Despite the passing of time and the professional help, I feel like my body is an inhospitable place. I have failed so many potential bright lives with my inability to nurture them as I should. I know it's out of my control, but I still feel so guilty. I have lost 8 babies in total. Eight. How many more will die if we try again? Are we crazy to consider it? I always felt like people who wanted more than one child were being greedy during the years when I was struggling so hard to finally have just one child. But then we had Eli and I desperately wanted to give him a sibling, so now I'm the greedy one. I don't know why one isn't enough. It should be especially considering what we've gone through...

I've asked myself over and over, "what if this happens again?" Is it fair to open myself and my family up to experiencing so much pain again? How many times can one's heart break before it can no longer heal? The reality is that my antiphospholipid syndrome has a 15% stillbirth rate, even with treatment. While the autopsy didn't show any sign of clots in the placenta or umbilical cord, that doesn't mean they weren't a factor. Something caused the placenta to struggle and not produce a normal amount of amniotic fluid. What if Eli being born healthy and full term was the fluke? Dr. P. can't give us any answers or statistics other than the fact that having one stillbirth raises the chances of having a second. We will have to cross our fingers and hope for the best.

Anyway, thank you so much to all who have supported us through this terrible time. We really appreciate the visits, flowers, cards, calls, and emails. Your love and compassion has really helped us. Acknowledging and sympathizing with our grief is so much less painful than ignoring it as some have chosen to do. Lucas may only have a death certificate instead of a birth certificate, but he was born just the same and we will always remember him and the dreams we had for him. 

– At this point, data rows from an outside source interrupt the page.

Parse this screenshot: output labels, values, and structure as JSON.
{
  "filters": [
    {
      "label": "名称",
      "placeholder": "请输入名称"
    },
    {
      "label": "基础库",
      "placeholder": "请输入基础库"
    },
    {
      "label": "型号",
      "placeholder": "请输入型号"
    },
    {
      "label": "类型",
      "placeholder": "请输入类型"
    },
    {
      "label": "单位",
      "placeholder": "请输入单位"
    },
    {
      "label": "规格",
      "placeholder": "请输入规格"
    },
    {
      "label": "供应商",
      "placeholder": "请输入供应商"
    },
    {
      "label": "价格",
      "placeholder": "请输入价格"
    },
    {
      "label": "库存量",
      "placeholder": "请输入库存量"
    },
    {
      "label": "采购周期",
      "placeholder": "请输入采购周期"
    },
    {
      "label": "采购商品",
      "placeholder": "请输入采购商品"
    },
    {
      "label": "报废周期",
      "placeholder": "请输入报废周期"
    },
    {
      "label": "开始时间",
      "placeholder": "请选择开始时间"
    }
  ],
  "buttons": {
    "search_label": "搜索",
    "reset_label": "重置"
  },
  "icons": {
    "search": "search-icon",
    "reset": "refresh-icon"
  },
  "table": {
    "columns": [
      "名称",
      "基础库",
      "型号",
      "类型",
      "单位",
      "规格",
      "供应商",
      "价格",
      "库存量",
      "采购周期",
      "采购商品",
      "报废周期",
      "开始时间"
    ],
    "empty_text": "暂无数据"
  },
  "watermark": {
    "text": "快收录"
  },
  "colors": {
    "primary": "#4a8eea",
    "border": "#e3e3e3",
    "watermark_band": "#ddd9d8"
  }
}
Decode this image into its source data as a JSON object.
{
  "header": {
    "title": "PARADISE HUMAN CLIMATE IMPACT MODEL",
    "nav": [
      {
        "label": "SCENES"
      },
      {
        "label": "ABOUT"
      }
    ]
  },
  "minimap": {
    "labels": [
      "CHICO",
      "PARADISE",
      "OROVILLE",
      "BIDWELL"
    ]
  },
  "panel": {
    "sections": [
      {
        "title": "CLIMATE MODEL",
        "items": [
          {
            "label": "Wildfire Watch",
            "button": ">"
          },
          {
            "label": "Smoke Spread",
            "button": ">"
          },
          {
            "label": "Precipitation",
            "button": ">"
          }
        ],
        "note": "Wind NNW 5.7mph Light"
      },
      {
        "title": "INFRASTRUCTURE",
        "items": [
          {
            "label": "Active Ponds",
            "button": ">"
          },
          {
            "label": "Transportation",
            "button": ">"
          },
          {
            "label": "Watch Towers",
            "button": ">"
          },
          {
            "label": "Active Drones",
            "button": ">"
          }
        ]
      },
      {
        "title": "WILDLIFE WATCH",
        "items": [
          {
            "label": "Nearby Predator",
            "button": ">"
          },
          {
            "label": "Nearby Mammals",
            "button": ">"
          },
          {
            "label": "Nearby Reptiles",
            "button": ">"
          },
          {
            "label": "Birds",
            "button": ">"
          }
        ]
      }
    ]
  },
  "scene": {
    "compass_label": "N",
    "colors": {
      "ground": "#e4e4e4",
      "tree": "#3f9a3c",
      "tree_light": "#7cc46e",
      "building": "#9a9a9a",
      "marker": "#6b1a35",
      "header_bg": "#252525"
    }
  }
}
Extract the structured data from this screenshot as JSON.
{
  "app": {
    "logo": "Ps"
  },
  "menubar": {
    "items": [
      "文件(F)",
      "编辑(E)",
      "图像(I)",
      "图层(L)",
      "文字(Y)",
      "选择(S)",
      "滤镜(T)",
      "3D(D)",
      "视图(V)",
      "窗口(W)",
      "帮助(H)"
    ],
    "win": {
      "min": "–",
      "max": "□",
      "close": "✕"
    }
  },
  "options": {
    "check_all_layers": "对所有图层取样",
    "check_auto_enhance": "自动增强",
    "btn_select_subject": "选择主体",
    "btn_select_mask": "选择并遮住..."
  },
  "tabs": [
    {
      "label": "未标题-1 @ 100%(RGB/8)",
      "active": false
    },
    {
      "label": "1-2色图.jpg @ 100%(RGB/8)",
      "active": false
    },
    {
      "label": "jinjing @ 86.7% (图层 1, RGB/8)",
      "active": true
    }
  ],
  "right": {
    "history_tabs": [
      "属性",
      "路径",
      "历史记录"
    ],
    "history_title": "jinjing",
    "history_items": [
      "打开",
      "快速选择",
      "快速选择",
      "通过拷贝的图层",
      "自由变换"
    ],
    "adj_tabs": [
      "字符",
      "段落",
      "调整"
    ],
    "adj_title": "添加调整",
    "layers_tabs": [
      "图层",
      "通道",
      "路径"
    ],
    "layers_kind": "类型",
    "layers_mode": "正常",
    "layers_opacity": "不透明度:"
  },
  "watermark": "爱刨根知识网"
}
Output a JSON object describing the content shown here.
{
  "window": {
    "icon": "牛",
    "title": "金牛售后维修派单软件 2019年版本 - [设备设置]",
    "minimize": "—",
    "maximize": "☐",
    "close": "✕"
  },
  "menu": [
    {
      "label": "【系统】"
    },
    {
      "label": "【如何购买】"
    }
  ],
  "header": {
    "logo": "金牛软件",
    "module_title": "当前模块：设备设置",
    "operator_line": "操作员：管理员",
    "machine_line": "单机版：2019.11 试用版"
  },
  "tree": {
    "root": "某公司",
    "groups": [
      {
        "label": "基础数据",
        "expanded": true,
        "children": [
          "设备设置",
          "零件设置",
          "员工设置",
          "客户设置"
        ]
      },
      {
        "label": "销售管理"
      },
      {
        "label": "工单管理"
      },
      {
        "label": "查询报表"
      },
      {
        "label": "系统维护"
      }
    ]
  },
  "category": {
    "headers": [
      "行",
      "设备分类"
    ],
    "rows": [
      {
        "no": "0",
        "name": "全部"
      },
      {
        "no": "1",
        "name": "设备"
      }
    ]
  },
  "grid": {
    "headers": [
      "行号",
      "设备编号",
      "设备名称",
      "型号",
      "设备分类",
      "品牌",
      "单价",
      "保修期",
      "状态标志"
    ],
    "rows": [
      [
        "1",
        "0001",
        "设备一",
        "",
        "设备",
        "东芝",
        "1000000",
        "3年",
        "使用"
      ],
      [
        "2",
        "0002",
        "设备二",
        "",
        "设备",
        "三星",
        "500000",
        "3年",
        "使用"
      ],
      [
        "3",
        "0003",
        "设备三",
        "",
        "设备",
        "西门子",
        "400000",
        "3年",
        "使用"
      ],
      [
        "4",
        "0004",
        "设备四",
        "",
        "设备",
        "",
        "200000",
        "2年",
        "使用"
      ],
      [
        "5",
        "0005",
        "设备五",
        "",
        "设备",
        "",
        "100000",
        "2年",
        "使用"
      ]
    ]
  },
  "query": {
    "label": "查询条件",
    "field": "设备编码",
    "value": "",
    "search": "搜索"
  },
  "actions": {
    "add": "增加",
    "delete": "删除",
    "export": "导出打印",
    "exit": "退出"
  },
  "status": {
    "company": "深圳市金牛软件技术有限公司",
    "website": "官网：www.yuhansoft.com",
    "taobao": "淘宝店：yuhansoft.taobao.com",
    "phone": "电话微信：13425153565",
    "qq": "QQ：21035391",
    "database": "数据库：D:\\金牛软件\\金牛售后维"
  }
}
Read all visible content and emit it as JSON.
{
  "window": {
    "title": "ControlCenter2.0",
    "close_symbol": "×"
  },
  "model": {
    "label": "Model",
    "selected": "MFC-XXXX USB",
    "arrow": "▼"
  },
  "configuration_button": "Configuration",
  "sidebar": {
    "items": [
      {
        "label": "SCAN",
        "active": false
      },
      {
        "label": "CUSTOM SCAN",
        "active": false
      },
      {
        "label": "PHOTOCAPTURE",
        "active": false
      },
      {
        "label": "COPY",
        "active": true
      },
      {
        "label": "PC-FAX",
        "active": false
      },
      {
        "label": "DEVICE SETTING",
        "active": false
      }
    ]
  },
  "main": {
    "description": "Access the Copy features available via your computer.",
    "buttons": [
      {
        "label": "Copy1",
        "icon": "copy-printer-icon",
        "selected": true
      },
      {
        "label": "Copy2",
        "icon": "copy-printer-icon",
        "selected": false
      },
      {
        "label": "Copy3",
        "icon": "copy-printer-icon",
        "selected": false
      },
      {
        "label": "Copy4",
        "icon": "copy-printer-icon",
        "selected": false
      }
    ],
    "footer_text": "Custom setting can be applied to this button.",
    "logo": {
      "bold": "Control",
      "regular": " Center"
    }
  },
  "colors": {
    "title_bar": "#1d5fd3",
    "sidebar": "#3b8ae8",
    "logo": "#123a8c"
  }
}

I miss my baby so much and I want him here with us. :( 

Gone yet not forgotten,
although we are apart,
your spirit lives within me,
forever in my heart.

The adorable hat that Lucas will never wear.